The IFTM trade show took place from 20 to 22 September 2022, in Paris, and gathered thousands of travel professionals from all over the world. In an interview, Libra Hanif, director of Tourism Malaysia discussed the importance of sustainable tourism in our fast-changing world.

Also known as the Land of the Beautiful Islands, Malaysia’s landscape and cultural diversity is almost unmatched on the planet. Those qualities were all put on display at the Malaysian stand during the IFTM trade show.

Libra Hanif, director of Tourism Malaysia, explained the appeal of the country as well as the importance of promoting sustainable tourism today: “Sustainable travel is a major trend now, with the changes that are happening post-covid. People want to get close to nature, to get close to people. So Malaysia being a multicultural and diverse [country] with a lot of natural environments, we felt that it’s a good thing for us to promote Malaysia.”

Malaysia has also gained fame in recent years, through its numerous UNESCO World Heritage Sites, which include Kinabalu Park and the Archaeological Heritage of the Lenggong Valley.

Green mobility has also become an integral part of tourism in Malaysia, with an increasing number of people using bikes to discover the country: “If you are a little more adventurous, we have the mountain back trails where you can cut across gazetted trails to see the natural attractions and the wildlife that we have in Malaysia,” says Hanif. “If you are not that adventurous, you’ll be looking for relaxing cycling.
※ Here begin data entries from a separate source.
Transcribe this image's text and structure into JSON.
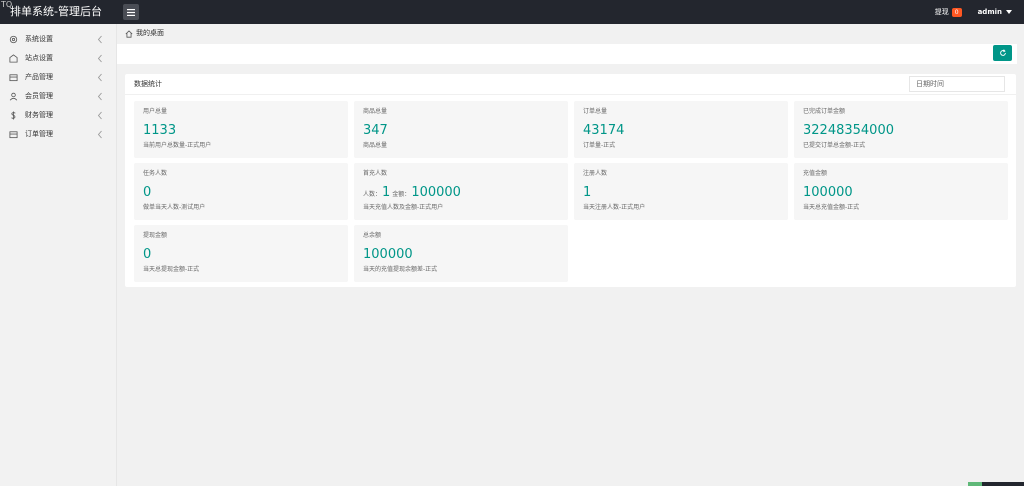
{
  "header": {
    "corner_mark": "TQ",
    "app_title": "排单系统-管理后台",
    "messages_label": "提现",
    "messages_count": "0",
    "user_name": "admin"
  },
  "sidebar": {
    "items": [
      {
        "label": "系统设置",
        "icon": "gear-icon"
      },
      {
        "label": "站点设置",
        "icon": "site-icon"
      },
      {
        "label": "产品管理",
        "icon": "product-icon"
      },
      {
        "label": "会员管理",
        "icon": "user-icon"
      },
      {
        "label": "财务管理",
        "icon": "dollar-icon"
      },
      {
        "label": "订单管理",
        "icon": "order-icon"
      }
    ]
  },
  "breadcrumb": {
    "label": "我的桌面"
  },
  "stats_panel": {
    "title": "数据统计",
    "date_placeholder": "日期时间",
    "cards": [
      {
        "label": "用户总量",
        "value": "1133",
        "desc": "当前用户总数量-正式用户"
      },
      {
        "label": "商品总量",
        "value": "347",
        "desc": "商品总量"
      },
      {
        "label": "订单总量",
        "value": "43174",
        "desc": "订单量-正式"
      },
      {
        "label": "已完成订单金额",
        "value": "32248354000",
        "desc": "已提交订单总金额-正式"
      },
      {
        "label": "任务人数",
        "value": "0",
        "desc": "做单当天人数-测试用户"
      },
      {
        "label": "首充人数",
        "count_caption": "人数：",
        "count_value": "1",
        "amount_caption": "金额：",
        "amount_value": "100000",
        "desc": "当天充值人数及金额-正式用户"
      },
      {
        "label": "注册人数",
        "value": "1",
        "desc": "当天注册人数-正式用户"
      },
      {
        "label": "充值金额",
        "value": "100000",
        "desc": "当天总充值金额-正式"
      },
      {
        "label": "提现金额",
        "value": "0",
        "desc": "当天总提现金额-正式"
      },
      {
        "label": "总余额",
        "value": "100000",
        "desc": "当天的充值提现余额差-正式"
      }
    ]
  },
  "colors": {
    "accent": "#009688",
    "topbar": "#23262e",
    "badge": "#ff5722"
  }
}
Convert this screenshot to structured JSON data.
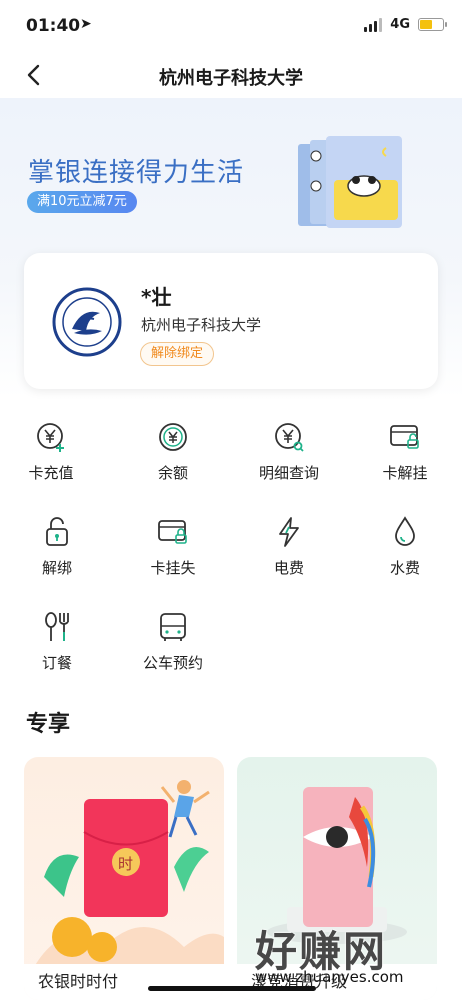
{
  "status": {
    "time": "01:40",
    "network": "4G"
  },
  "nav": {
    "title": "杭州电子科技大学",
    "back_icon": "chevron-left-icon"
  },
  "banner": {
    "title": "掌银连接得力生活",
    "promo": "满10元立减7元",
    "accent": "#3a6fc4"
  },
  "card": {
    "name": "*壮",
    "school": "杭州电子科技大学",
    "unbind_label": "解除绑定",
    "logo_text": "HANGZHOU DIANZI UNIVERSITY"
  },
  "functions": [
    {
      "label": "卡充值",
      "icon": "yuan-add-icon"
    },
    {
      "label": "余额",
      "icon": "yuan-circle-icon"
    },
    {
      "label": "明细查询",
      "icon": "yuan-search-icon"
    },
    {
      "label": "卡解挂",
      "icon": "card-unlock-icon"
    },
    {
      "label": "解绑",
      "icon": "unlock-icon"
    },
    {
      "label": "卡挂失",
      "icon": "card-lock-icon"
    },
    {
      "label": "电费",
      "icon": "lightning-icon"
    },
    {
      "label": "水费",
      "icon": "water-drop-icon"
    },
    {
      "label": "订餐",
      "icon": "fork-spoon-icon"
    },
    {
      "label": "公车预约",
      "icon": "bus-icon"
    }
  ],
  "exclusive": {
    "title": "专享",
    "cards": [
      {
        "label": "农银时时付",
        "badge": "时"
      },
      {
        "label": "漾竞消费升级"
      }
    ]
  },
  "watermark": {
    "big": "好赚网",
    "small": "www.zhuanyes.com"
  },
  "colors": {
    "icon_teal": "#1fb28a",
    "unbind_orange": "#f08a1e"
  }
}
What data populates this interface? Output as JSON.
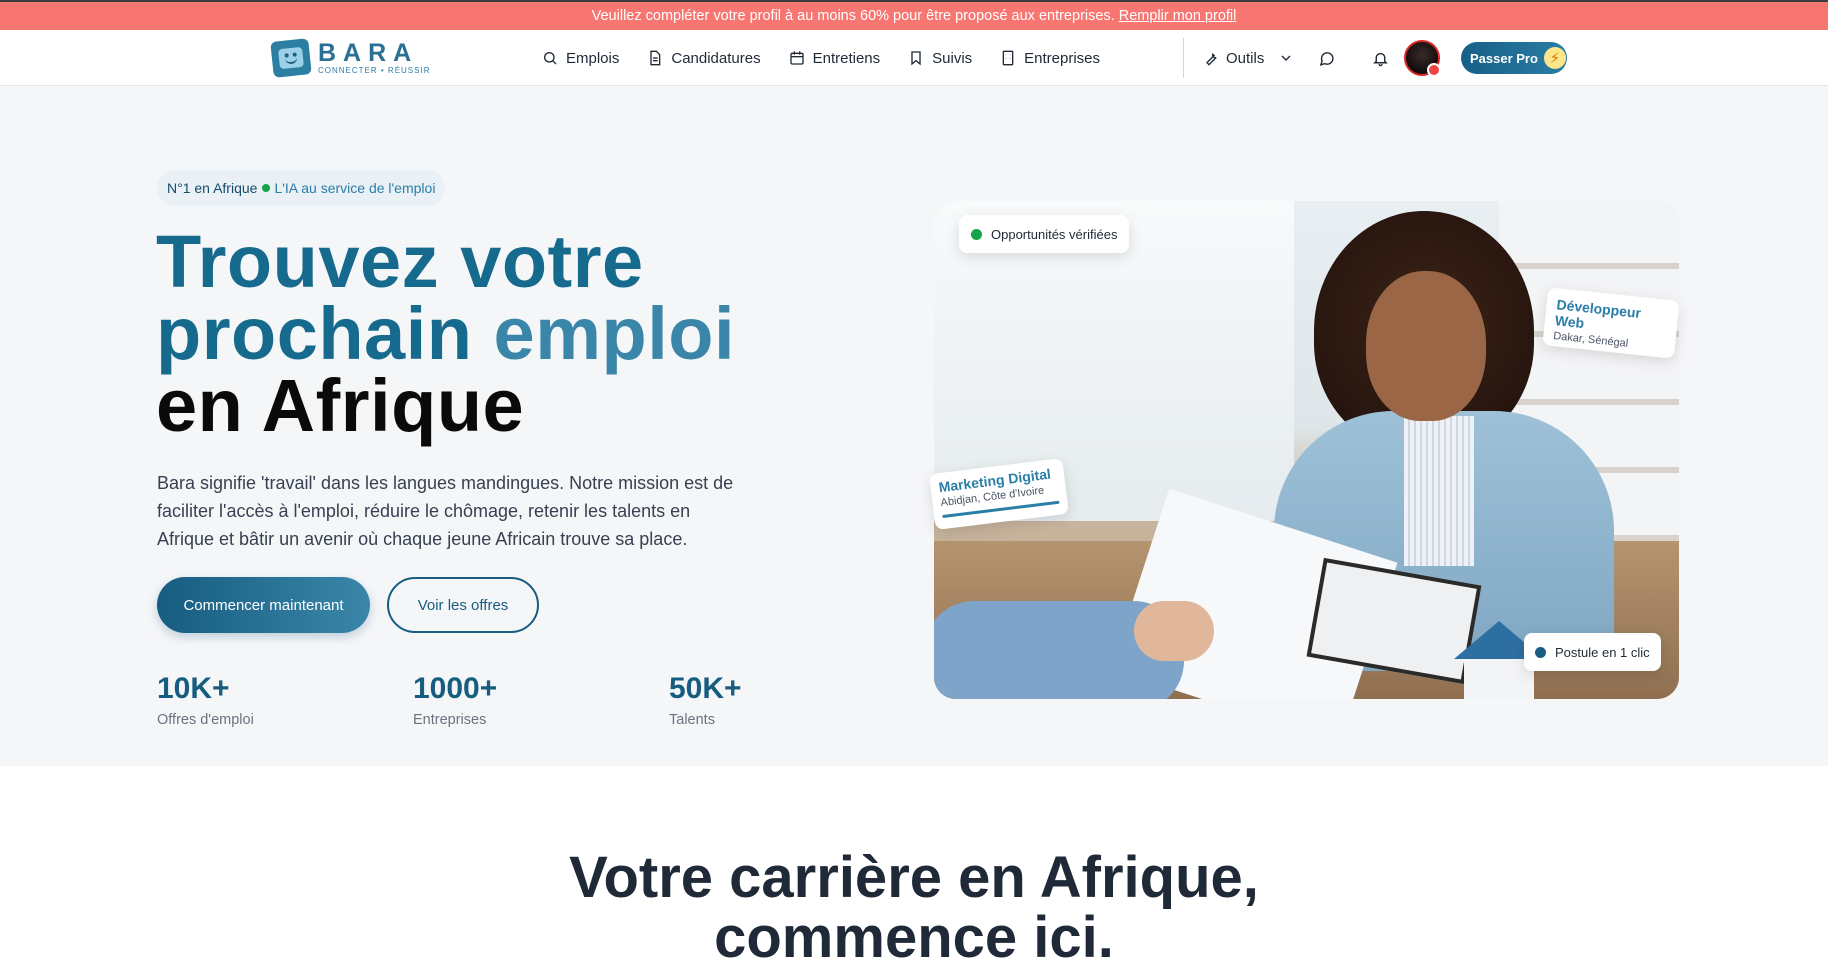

We also have countryside spots, where you can see all the scenery in a relaxing session.”

With more than 25,000 visitors at this IFTM trade show this year, Malaysia’s tourism board got to showcase the best the country and its people have to offer.

In partnership with Malaysia Tourism Promotion Board. For more information about Malaysia, click here.